I am fortunate enough to have two Macs. I keep one at home and the other follows me around. To make matters even more confusing, there is a PC box on my desk at the office. My challenge was to figure a way to keep the files synced between these various computers without becoming a slave to a thumb drive. These are the kind of problems that make my little geek heart go pitter-patter, obsessing over making sure everything is in sync rather than doing any actual work.
I tried a variety of ways to solve this problem ranging from thumb drives to iDisk and I wasn’t particularly happy with any of them. My biggest problem with these solutions is the way they add steps to my workflow. I don’t want to have to think about copying and synchronizing files every time I move from one computer to the next. I just want it done. Like Picard in his dome-headed glory, I just want to look at my Mac and say “Make it So.”
So in this quest for syncing Nirvana, I came across SugarSync. SugarSync gives you a local client (either PC or Mac) in which you plug in your account information and tell it what data gets synched. I’ve got big chunks of my documents folder going up along with my OmniFocus datafile, Bento database, and several other items I want to have everywhere that are buried on my hard drive. You then log in on the other computers and tell them what parts you want synched locally (you can also leave them in the cloud). Once that is done, you are good to go. If I make a change to that little text file that keeps my grocery list, it goes up to SugarSync and then back down to my other Synched computers lickity split. This is really convenient when you are busy trying to figure out world peace but can’t stop thinking about making ‘smores.
The multi-platform support does not stop with the Mac and PC. They also support the new “third” platform. The iPhone. SugarSync has an excellent iPhone web site that allows you to access all and view most of your files. So when I’m sitting in the market I can pull up the grocery text list. Graham crackers, marshmallows, hershey bars … Check! You can also forward the documents from your iPhone as an email attachments. SugarSync already has Windows Mobile and Blackberry clients and I’m going to assume they’ll prepare a native application for the iPhone but its web interface is already pretty good.
SugarSync also has a photosharing component that will work with your cell phone. I confirmed this does work but I haven’t used it extensively.
Unfortunately, all this syncing goodness comes with a pricetag. There is a monthly fee. The limited number of files I sync easily fit in the 10 GB limit which results in a monthly charge of $2.49. SugarSync has more expensive varieties that scale up to 250 GB for $25 a month. There is also a price in clock cycles. As I sit here writing on my MacBook with 5 applications open, SugarSync is using .3%. Earlier it was at 7% and when it is actually syncing it ramps up higher. I also don’t like the way its icon insists on staying in my dock. This is the kind of application that should stay in the menubar only. Another pestering problem is the inability to remove a machine from your SugarSync list. I had some problems with one of my Macs recently that resulted in it getting several logic boards and eventually replaced. SugarSync treated each of those logic boards as a separate machine and, as a result, I have 3 machines on my SugarSync account that no longer exist. The developer agrees this is a problem and promises to take care of this with an upcoming client. Lets hope that is soon. Another problem with SugarSync is that it doesn’t always play nice with packages like sparse bundles.

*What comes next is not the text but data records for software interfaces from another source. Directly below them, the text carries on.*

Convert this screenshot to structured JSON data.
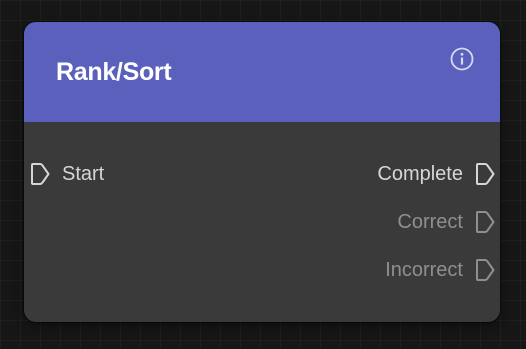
{
  "node": {
    "title": "Rank/Sort",
    "header_color": "#5a60bc",
    "body_color": "#3a3a3a",
    "info_icon": "info-circle-icon",
    "inputs": [
      {
        "label": "Start",
        "icon": "port-connector-icon"
      }
    ],
    "outputs": [
      {
        "label": "Complete",
        "icon": "port-connector-icon",
        "color": "#d6d6d6"
      },
      {
        "label": "Correct",
        "icon": "port-connector-icon",
        "color": "#8f8f8f"
      },
      {
        "label": "Incorrect",
        "icon": "port-connector-icon",
        "color": "#8f8f8f"
      }
    ]
  }
}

You also have to consider the fact your data is going out into the cloud. The developer explains that the transmissions are all done on a secure connection and the data is also kept secure on the SugarSync servers. In terms of stability, I’ve been using it a few months now and not experienced any problems or loss of data. Be warned however there are reports on the web of people losing data. Don’t forget that syncing data through any system without first having a reliable backup is something like parachuting without a parachute.
While SugarSync is doing the job, I think there are going to be several credible competitors in the near future. MobileMe may get it done for its subscribers and I’m currently in the beta for Dropbox which looks very promising and will probably get its own review when it comes out of beta. Dropbox already appears faster than SugaSync although it does not have such a friendly iPhone interface and, in the current form, does not sync folders all over my hard drive. Instead it has its own dedicated folder in which you must keep files. Taking all of this into consideration, I’d recommend the monthly, and not the yearly, SugarSync subscription.
SugarSync has a free 45 day trial and if you are looking for multi-platform syncing bliss, give it a try.